* [Assignment] Copy each line from the listing below where the word "water" shows up.

* [Information]
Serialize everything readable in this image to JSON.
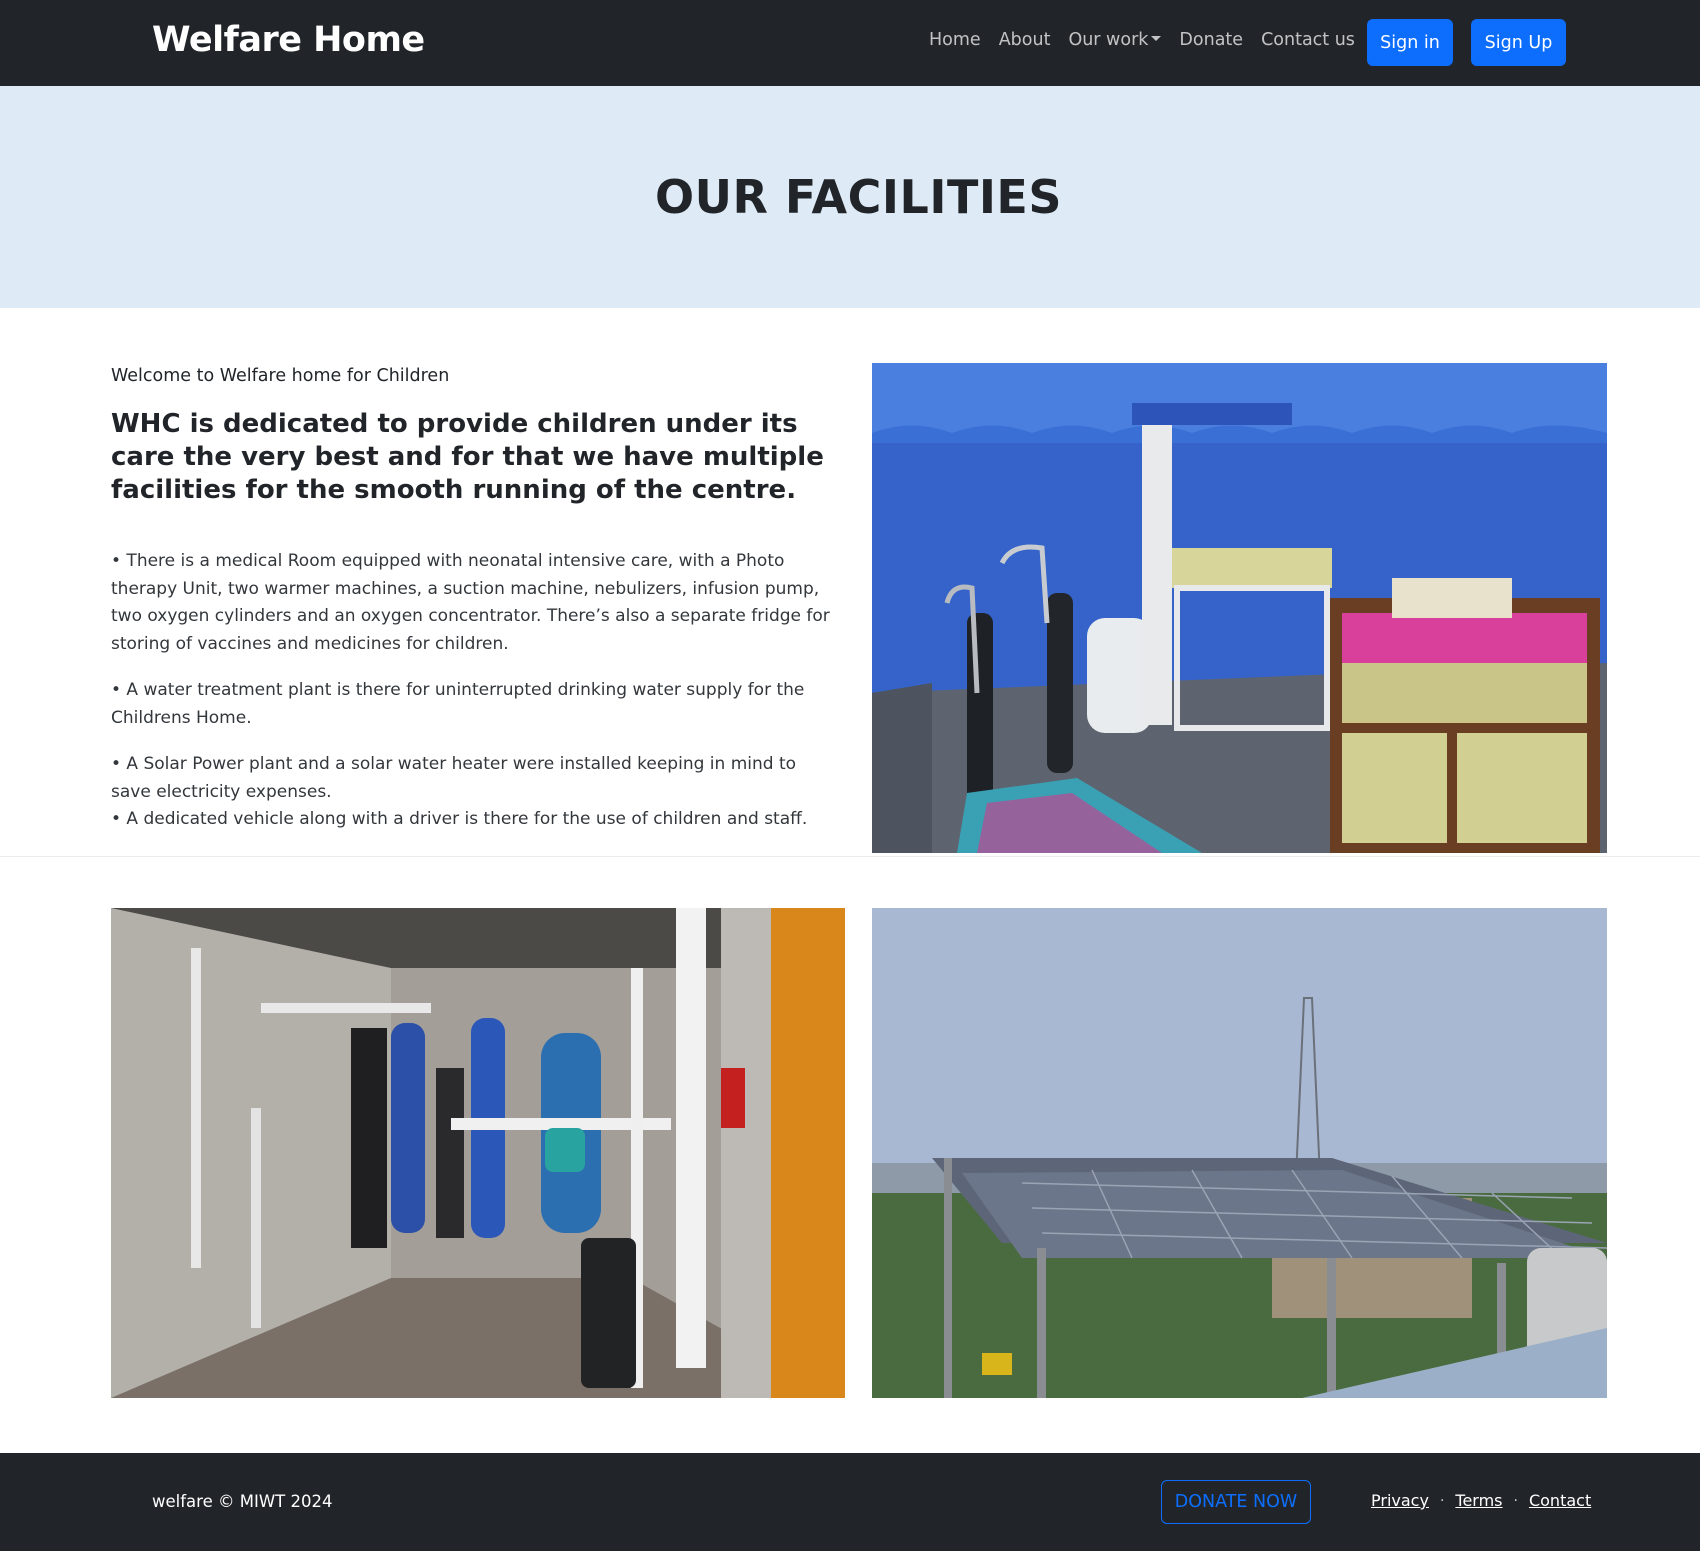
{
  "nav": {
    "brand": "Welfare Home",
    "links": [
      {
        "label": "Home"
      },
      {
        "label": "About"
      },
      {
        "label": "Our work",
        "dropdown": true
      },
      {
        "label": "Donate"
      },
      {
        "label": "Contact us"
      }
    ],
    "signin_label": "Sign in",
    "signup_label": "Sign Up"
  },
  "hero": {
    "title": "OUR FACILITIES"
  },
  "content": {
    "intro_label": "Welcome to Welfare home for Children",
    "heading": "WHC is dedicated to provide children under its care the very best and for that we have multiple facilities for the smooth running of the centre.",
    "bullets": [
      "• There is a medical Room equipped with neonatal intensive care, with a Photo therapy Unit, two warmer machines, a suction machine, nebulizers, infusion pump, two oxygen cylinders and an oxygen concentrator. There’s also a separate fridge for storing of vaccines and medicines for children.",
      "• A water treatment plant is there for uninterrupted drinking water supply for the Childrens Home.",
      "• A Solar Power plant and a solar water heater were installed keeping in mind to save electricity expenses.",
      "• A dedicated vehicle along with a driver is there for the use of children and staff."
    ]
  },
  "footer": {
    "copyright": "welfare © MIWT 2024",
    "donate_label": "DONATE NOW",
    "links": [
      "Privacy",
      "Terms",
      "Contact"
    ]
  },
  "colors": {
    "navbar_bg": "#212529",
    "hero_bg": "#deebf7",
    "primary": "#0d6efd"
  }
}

* [Solution to this problem]
      "• A water treatment plant is there for uninterrupted drinking water supply for the Childrens Home.",
      "• A Solar Power plant and a solar water heater were installed keeping in mind to save electricity expenses.",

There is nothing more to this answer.